Activity. Below are the records; copy each line in them that holds the word "down".

** Opening Input block **

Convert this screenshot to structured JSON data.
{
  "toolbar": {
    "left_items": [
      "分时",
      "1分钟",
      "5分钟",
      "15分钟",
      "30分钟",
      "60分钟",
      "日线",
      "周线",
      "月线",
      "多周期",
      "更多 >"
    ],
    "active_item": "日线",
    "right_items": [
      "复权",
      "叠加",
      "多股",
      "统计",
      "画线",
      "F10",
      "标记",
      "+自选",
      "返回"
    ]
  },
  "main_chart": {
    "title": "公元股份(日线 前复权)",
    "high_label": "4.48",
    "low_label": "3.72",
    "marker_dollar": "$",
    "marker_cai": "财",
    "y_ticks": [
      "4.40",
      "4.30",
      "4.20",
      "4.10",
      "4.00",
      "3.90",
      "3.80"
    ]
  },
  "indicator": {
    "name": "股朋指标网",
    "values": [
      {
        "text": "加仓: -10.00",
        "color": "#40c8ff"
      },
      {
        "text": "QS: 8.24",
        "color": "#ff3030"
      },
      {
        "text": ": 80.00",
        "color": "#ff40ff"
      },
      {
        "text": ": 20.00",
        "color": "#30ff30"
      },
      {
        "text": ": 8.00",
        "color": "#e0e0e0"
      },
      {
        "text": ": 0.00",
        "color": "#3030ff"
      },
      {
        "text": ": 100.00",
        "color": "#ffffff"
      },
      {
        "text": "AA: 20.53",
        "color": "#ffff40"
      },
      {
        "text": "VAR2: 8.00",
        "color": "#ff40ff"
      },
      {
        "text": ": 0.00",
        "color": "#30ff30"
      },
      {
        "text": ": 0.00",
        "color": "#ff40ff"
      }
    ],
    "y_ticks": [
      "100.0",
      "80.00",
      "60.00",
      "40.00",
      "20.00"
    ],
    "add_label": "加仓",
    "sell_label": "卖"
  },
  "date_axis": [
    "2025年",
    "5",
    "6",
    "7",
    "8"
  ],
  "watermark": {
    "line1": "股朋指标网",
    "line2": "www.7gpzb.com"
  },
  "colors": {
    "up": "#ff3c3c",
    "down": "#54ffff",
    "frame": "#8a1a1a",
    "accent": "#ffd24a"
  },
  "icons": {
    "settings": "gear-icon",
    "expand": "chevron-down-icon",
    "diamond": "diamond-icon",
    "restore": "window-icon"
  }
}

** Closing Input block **

Solved problem.
    "down": "#54ffff",
    "expand": "chevron-down-icon",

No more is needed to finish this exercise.